Since its inception in 2011, The Works has helped more than 3,800 local people into jobs at the University or across Greater Manchester. Two previously homeless people – Frezghi Teklemichael and John Jackson – have now made the most of the opportunities on offer and entirely transformed their lives.
Located in Moss Side, but with its roots at the University, The Works is one of the only initiatives of its kind in higher education – and one of only a handful in any sector.
An employer-led, one-stop shop, it supports people from Greater Manchester to find jobs, develop their skills and access courses, financial advice and employment services.
And for two people who were previously homeless, the invaluable support they received has led to employment at the University.
Frezghi Teklemichael came to the UK as an asylum seeker from Eritrea where he had been a teacher. Having successfully applied for asylum, he became homeless when financial aid from the National Asylum Support Service ended.
Living in a hostel and unemployed for three and a half years, Frezghi was referred to The Works. He was enrolled on a pre-recruitment training programme designed to equip people with vocational skills and qualifications.
Now employed as a building attendant, Frezghi says: "The University is a great place to work and I‘ve been made to feel very welcome.
"I’m developing new skills and beginning to focus on my long-term career goals here in the UK. It’s good to be in work and contributing to my new country."
The University not only gave me training with a job at the end. It is actually going to change my life
John Jackson had been unemployed for more than a year and was living in the homeless tent community in Manchester. Working with the charity Depaul UK, he has made amazing progress in turning his life around.
The Works, he says, gave him the confidence to re-engage with the world of work. Like Frezghi, John is now a building attendant at the University and he’s proud that he’s able to support himself and his partner. "The University not only gave me training with a job at the end. It is actually going to change my life," he says.
A pledge to act
In 2016, the University pledged its support for the Manchester Homelessness Charter, which calls for those who have adopted it to make a pledge to take action. A component of the University’s pledge is to support organisations directly concerned with addressing homelessness to develop pathways into employment.
Ready for Work’s Chris Gopal, who chairs the Manchester Homelessness Charter Employment Action Group, says partnerships such as these are "key to the development of pathways into work, allowing people to stabilise their lives and become active, fulfilled members of society".
Since setting up The Works six years ago, the University’s Assistant Director of Human Resources, Steve Grant, has been instrumental in its success.
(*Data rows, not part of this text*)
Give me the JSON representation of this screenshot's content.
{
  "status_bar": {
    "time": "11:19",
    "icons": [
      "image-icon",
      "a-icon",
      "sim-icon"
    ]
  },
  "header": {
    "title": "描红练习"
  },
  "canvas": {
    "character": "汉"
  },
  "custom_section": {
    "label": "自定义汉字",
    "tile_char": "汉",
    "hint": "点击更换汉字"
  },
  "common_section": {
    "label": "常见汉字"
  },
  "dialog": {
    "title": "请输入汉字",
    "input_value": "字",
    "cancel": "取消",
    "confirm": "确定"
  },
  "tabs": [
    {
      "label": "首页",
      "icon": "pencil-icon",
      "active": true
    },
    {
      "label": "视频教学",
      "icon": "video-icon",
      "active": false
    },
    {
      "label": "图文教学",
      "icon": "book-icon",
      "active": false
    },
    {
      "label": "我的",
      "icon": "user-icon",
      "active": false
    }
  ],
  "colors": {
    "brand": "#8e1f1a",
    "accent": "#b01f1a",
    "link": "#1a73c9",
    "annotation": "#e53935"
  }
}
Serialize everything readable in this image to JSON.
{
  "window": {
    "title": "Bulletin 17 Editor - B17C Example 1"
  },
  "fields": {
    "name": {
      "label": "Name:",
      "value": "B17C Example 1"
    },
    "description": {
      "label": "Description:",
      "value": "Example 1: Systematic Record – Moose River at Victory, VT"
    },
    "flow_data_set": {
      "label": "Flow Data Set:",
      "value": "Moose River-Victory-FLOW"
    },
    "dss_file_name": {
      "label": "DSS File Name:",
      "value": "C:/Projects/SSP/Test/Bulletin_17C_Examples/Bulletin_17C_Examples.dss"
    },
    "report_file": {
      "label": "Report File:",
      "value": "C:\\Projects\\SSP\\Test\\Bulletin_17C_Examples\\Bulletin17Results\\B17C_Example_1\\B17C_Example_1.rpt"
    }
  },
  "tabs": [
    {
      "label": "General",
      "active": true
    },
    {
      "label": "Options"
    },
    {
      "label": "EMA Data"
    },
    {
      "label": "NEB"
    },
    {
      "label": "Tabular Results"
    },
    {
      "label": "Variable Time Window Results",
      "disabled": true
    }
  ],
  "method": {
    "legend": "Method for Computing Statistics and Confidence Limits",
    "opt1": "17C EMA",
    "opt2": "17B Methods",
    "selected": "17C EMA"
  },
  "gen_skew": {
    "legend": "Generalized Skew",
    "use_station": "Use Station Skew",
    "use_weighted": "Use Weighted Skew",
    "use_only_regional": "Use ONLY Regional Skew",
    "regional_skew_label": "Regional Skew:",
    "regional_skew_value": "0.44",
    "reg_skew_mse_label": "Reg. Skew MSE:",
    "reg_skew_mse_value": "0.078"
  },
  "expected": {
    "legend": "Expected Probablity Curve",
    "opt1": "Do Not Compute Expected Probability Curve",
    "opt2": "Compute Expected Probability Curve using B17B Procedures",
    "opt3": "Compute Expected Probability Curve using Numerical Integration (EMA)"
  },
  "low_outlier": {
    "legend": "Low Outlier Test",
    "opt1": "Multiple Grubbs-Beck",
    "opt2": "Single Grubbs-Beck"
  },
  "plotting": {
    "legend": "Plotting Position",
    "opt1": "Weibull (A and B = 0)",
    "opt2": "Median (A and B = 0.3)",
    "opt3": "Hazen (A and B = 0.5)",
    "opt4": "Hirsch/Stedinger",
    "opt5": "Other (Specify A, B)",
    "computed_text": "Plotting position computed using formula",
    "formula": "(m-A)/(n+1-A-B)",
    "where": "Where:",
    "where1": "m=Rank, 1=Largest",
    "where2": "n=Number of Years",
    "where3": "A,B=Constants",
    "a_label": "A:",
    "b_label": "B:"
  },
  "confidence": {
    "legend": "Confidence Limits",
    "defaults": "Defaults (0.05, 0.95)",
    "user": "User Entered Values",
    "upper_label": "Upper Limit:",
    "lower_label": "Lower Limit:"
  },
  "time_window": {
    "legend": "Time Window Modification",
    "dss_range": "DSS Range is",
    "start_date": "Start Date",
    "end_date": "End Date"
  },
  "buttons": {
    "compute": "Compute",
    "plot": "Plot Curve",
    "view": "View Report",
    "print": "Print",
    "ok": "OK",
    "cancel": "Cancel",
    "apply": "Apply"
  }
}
The scheme has attracted national recognition, including a Guardian Sustainable Business Award and a Times Higher Education Award, while Steve himself was awarded an MBE for services to unemployed people in Greater Manchester earlier this year.
He said: "The achievements of Frezghi and John illustrate that, with support, it is possible for people who have experienced homelessness and other barriers to address the challenges they have faced and carve a new path for themselves.
"I believe employers in all sectors across Greater Manchester have a key role to play in addressing homelessness and other barriers which prevent people from realising their full potential."
Learn more about our innovative employment and training initiative at: http://www.manchester.ac.uk/connect/jobs/equality-diversity-inclusion/the-works/